Producers: Sonia Lisette, Kelly Delson, Jeff Delson and Will Wernick Director: Will Wernick Screenplay: Will Wernick Cast: Keegan Allen, Holland Roden, Denzel Whitaker, Ronen Rubinstein, Pasha Lynchnikoff, George Janko, Siya, Daiyar, Dimiter D. Marinov, Emilia Ares, Alex Kartashov, Andrei Runtso, Inja Zalta, Kimberly Quinn and Ravil Isyanov Distributor: Vertical Entertainment
Originally titled “Follow Me,” Will Wernik’s horror thriller is yet another movie based on the increasingly tired premise that social media can be a dangerous thing. Sometimes a filmmaker can juice up the idea in an imaginative way, as Eugene Kotlyarenko did in the recent “Spree.” Wernick is not so fortunate.

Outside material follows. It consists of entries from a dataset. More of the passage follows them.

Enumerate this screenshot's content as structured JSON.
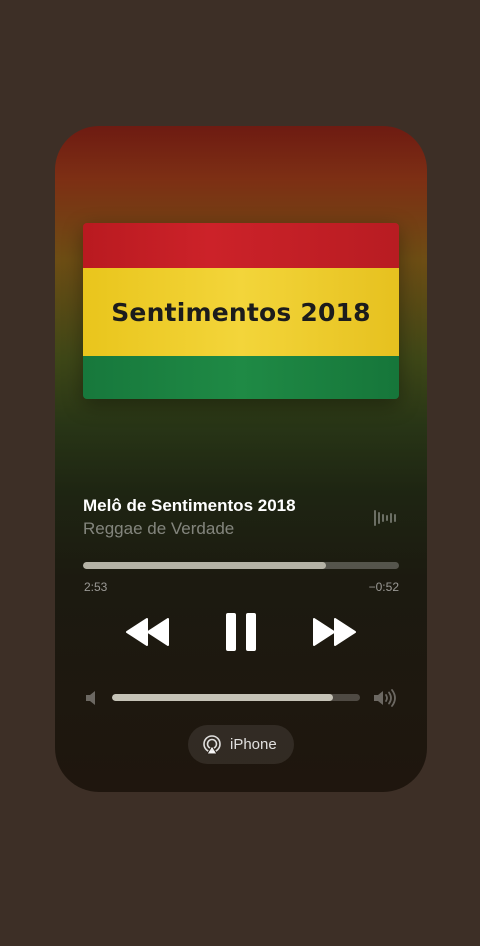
{
  "artwork": {
    "title": "Sentimentos 2018"
  },
  "track": {
    "title": "Melô de Sentimentos 2018",
    "artist": "Reggae de Verdade"
  },
  "progress": {
    "elapsed": "2:53",
    "remaining": "−0:52",
    "fraction": 0.77
  },
  "volume": {
    "fraction": 0.89
  },
  "output": {
    "device_label": "iPhone"
  },
  "icons": {
    "wave": "waveform-icon",
    "rewind": "rewind-icon",
    "pause": "pause-icon",
    "forward": "fast-forward-icon",
    "volume_low": "speaker-low-icon",
    "volume_high": "speaker-high-icon",
    "route": "airplay-icon"
  },
  "colors": {
    "background": "#3d2f26",
    "flag_red": "#cc2229",
    "flag_yellow": "#f3d53a",
    "flag_green": "#1f8a45"
  }
}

Cole (Keegan Allen), we’re told early on, has been an internet star for a decade, a dark, edgy presence who’s gone viral. Now he’s aboard an airliner with his crew, speeding to Moscow where he promises his fans something special. His pretty girlfriend Erin (Holland Roden) is along for the ride, as are his two comrades-in-arms Dash (George Janko) and Sam (Siya). They’re met in Moscow by his old pal Thomas (Denzel Whitaker).
In the Russian capital Dash, who acts as a sort of high-octane producer, meets up with an ultra-smooth young rich guy named Alexei (Ronen Rubinstein), who offers them a thrilling time for their broadcast, and Cole snaps up the offer, especially after Alexei saves their behinds when they have a run-in with Lev (Daniyar), a thuggish brute.
So this obnoxious group is taken to an abandoned prison, which, they’re told, will act as an oversized escape room. They’re quickly subjected to a series of horrifying death-traps that they must try to get out of. Some are pretty elaborate, like the glass case in which Erin is trapped as water pours in. Others are bare-boned efforts, as when somebody is strapped into a chair and given electric shocks, or threatened with knives and scalpels by Andrei (Pasha Lychnikoff), a smirking sadist. It turns out he’s transmitting the scenes to scores of paying customers who post a stream of comments expressing their approval of the goings-on.
Cole himself is occasionally the recipient of some physical punishment, but mainly he has to endure watching his friends cruelly used while he’s unable to save them. In time, though, he’s on the run in the labyrinthine place, and is able to see Alexei, Andrei and their masked minions presiding over the activities. Naturally he fights back, until Wernick springs a twist that’s supposed to take your breath away. But it’s more likely to earn a shrug than a gasp.
“No Escape” features a lot of torture porn in the mold of “Saw” and “Hostel,” which hardly constitutes a virtue: that stuff was repulsive at its first appearance, and now has become passé as well. The young cast overdoes things trying to seem energetic, hip and (in the later stages) angry and fearful, but even so they’re upstaged by their Russian tormentors, who are all stereotypes of the worst sort. The movie has a dingy look courtesy of cinematographer Jason Goodell and production designer Adam Henderson, and Cris Mertens’ editing prolongs the torture scenes to excruciating effect while Crystal Grooms Mangano’s score offers generic menace music.
The characters might be trapped in “No Escape,” but you have an easy out—just click it off.